Ontario experienced a rare phenomenon during last night’s winter storm, with residents witnessing lightning and thunder along with heavy snow and high winds.
Up to 30 centimetres of snow fell on southern Ontario in under 16 hours, resulting in power outages and dangerous driving conditions.
The thundersnow, a rare event in which an air mass becomes so unstable that it turns violent, lit up the night sky.
Residents were urged to remain in doors and not travel as visibility was next to none.
Cars drive during a snow storm in Toronto on Friday, March 3, 2023. THE CANADIAN PRESS/Arlyn McAdorey
A senior climatologist for Environment Canada said Saturday that “almost a half a winter’s worth of snow” has dropped in the last 10 days.
“Since Feb. 22 we’ve had about 50 centimeters of snow,” Dave Phillips said.
A man shovels snow after a fierce winter storm brought heavy snow, strong winds and even thunder and lightning to most of southern Ontario, Toronto, Ont., Saturday, March 4, 2023. THE CANADIAN PRESS/Tammy Hoy
The City of Toronto, meanwhile, declared a “major snowstorm condition” on Saturday, saying that on Monday drivers won’t be allowed to park on certain streets to allow for snow removal.
Workers clear snow from Toronto City Hall during a snow storm in Toronto, Saturday, March 4, 2023. Environment Canada has issued a winter storm warning for much of southern Ontario. THE CANADIAN PRESS/Arlyn McAdorey
Residents spent much of Saturday morning digging their vehicles out.
A person uses a snowblower to clear snow in the Sandy Hill neighbourhood of Ottawa, Saturday, March 4, 2023. THE CANADIAN PRESS/Spencer Colby
The flurries finally tapered off as mid-Saturday morning. However, Environment Canada says this may not be the last snowfall for the province.
Ossington Avenue is seen after a snow storm in Toronto, Saturday, March 4, 2023. THE CANADIAN PRESS/Arlyn McAdorey
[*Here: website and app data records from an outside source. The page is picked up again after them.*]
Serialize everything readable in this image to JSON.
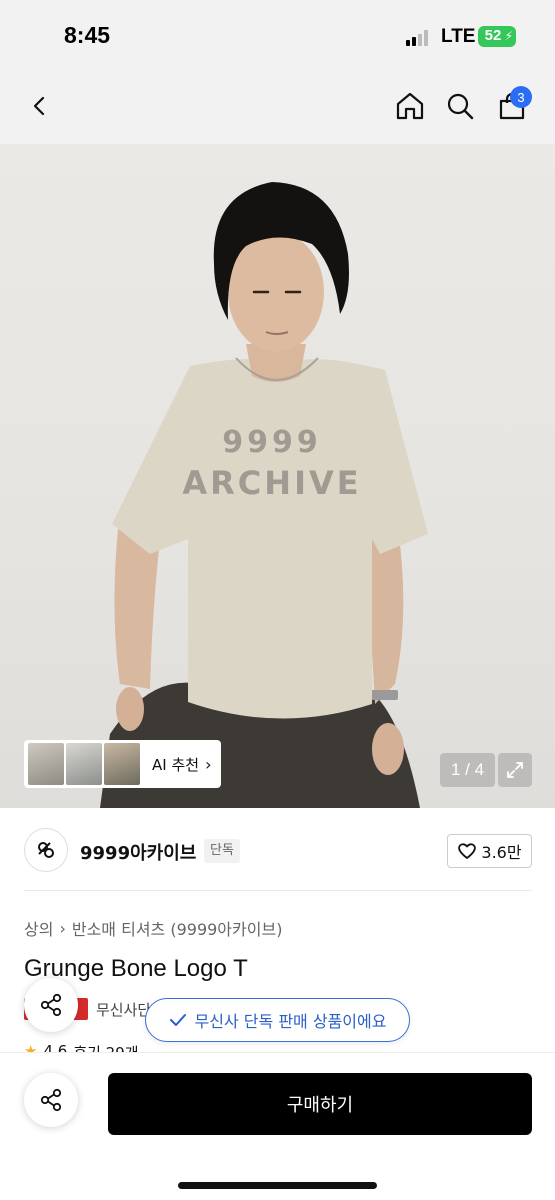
{
  "status_bar": {
    "time": "8:45",
    "network": "LTE",
    "battery": "52",
    "battery_color": "#35c759"
  },
  "nav": {
    "back_icon": "chevron-left-icon",
    "home_icon": "home-icon",
    "search_icon": "search-icon",
    "cart_icon": "shopping-bag-icon",
    "cart_count": "3",
    "badge_color": "#2b6ef5"
  },
  "gallery": {
    "ai_recommend_label": "AI 추천",
    "counter": "1 / 4",
    "expand_icon": "expand-icon",
    "shirt_print_line1": "9999",
    "shirt_print_line2": "ARCHIVE"
  },
  "brand": {
    "name": "9999아카이브",
    "tag": "단독",
    "like_count": "3.6만",
    "like_icon": "heart-icon"
  },
  "product": {
    "breadcrumb": [
      "상의",
      "반소매 티셔츠 (9999아카이브)"
    ],
    "title": "Grunge Bone Logo T",
    "store_label": "무신사단",
    "rating": "4.6",
    "reviews": "후기 29개",
    "exclusive_toast": "무신사 단독 판매 상품이에요"
  },
  "actions": {
    "share_icon": "share-icon",
    "buy_label": "구매하기",
    "buy_color": "#000000"
  }
}
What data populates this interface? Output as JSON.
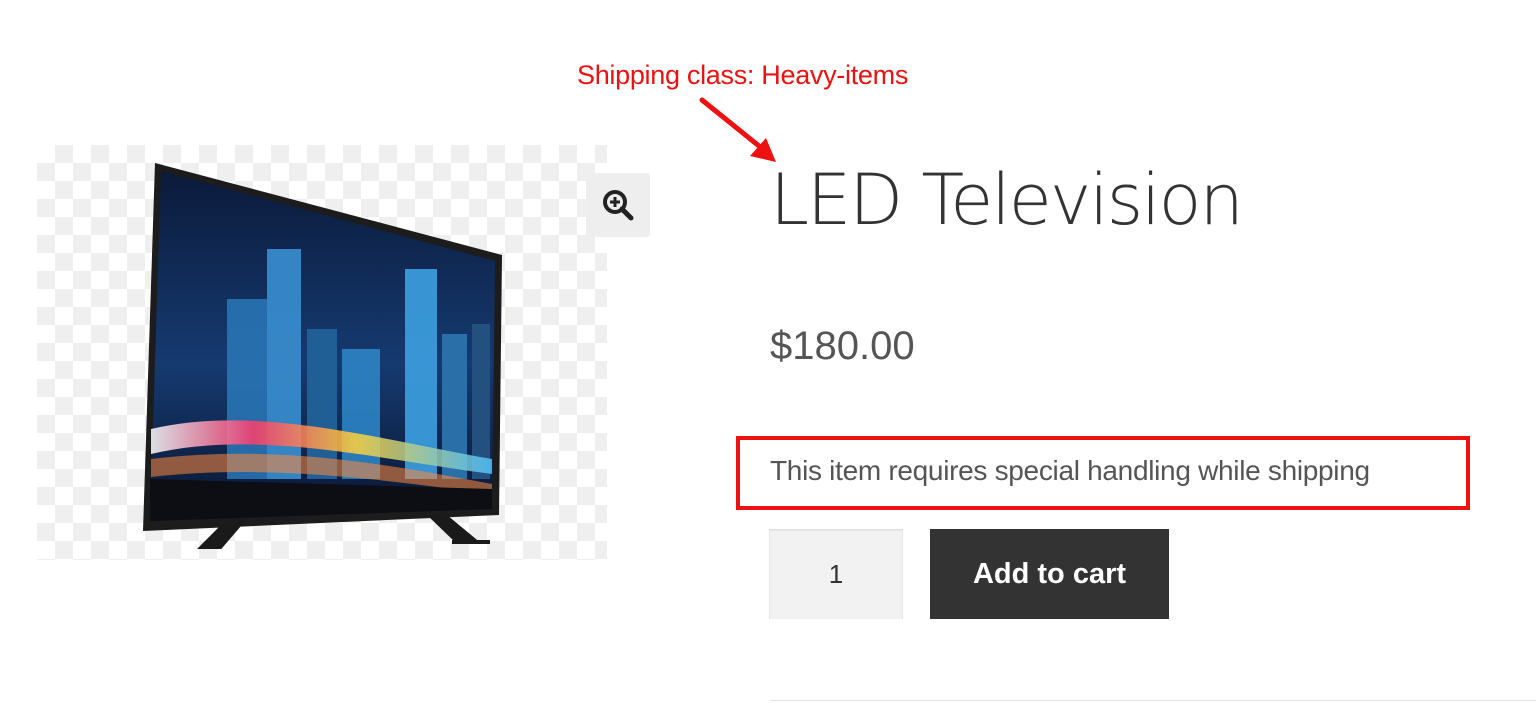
{
  "annotation": {
    "label": "Shipping class: Heavy-items",
    "color": "#ee1111"
  },
  "gallery": {
    "zoom_icon": "zoom-in-icon",
    "image_subject": "LED television"
  },
  "product": {
    "title": "LED Television",
    "price": "$180.00",
    "shipping_notice": "This item requires special handling while shipping",
    "quantity": "1",
    "add_to_cart_label": "Add to cart"
  },
  "colors": {
    "button_bg": "#333333",
    "highlight_border": "#ee1111",
    "text": "#555555"
  }
}
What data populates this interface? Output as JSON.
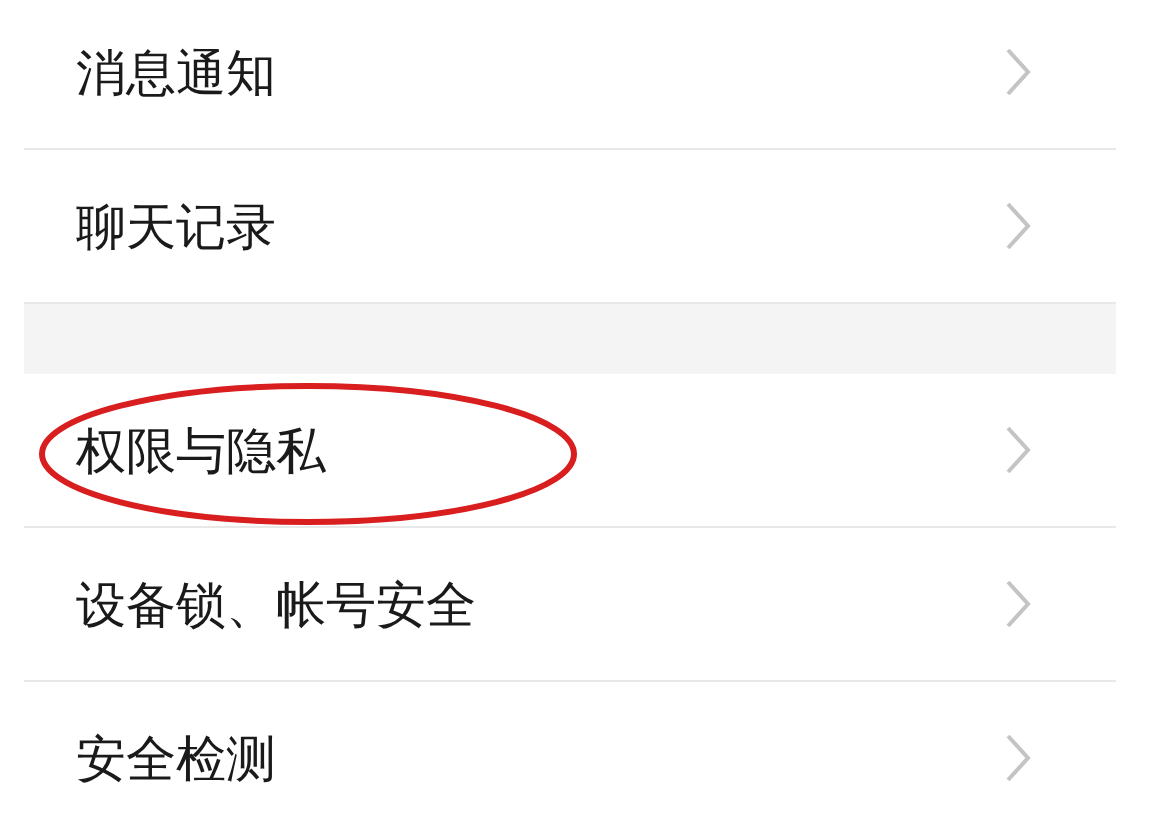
{
  "groups": [
    {
      "items": [
        {
          "label": "消息通知",
          "circled": false
        },
        {
          "label": "聊天记录",
          "circled": false
        }
      ]
    },
    {
      "items": [
        {
          "label": "权限与隐私",
          "circled": true
        },
        {
          "label": "设备锁、帐号安全",
          "circled": false
        },
        {
          "label": "安全检测",
          "circled": false
        }
      ]
    }
  ]
}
There is a 40 per cent chance of flurries on Sunday, despite temperatures reaching a high of 7 C.
Leave a Reply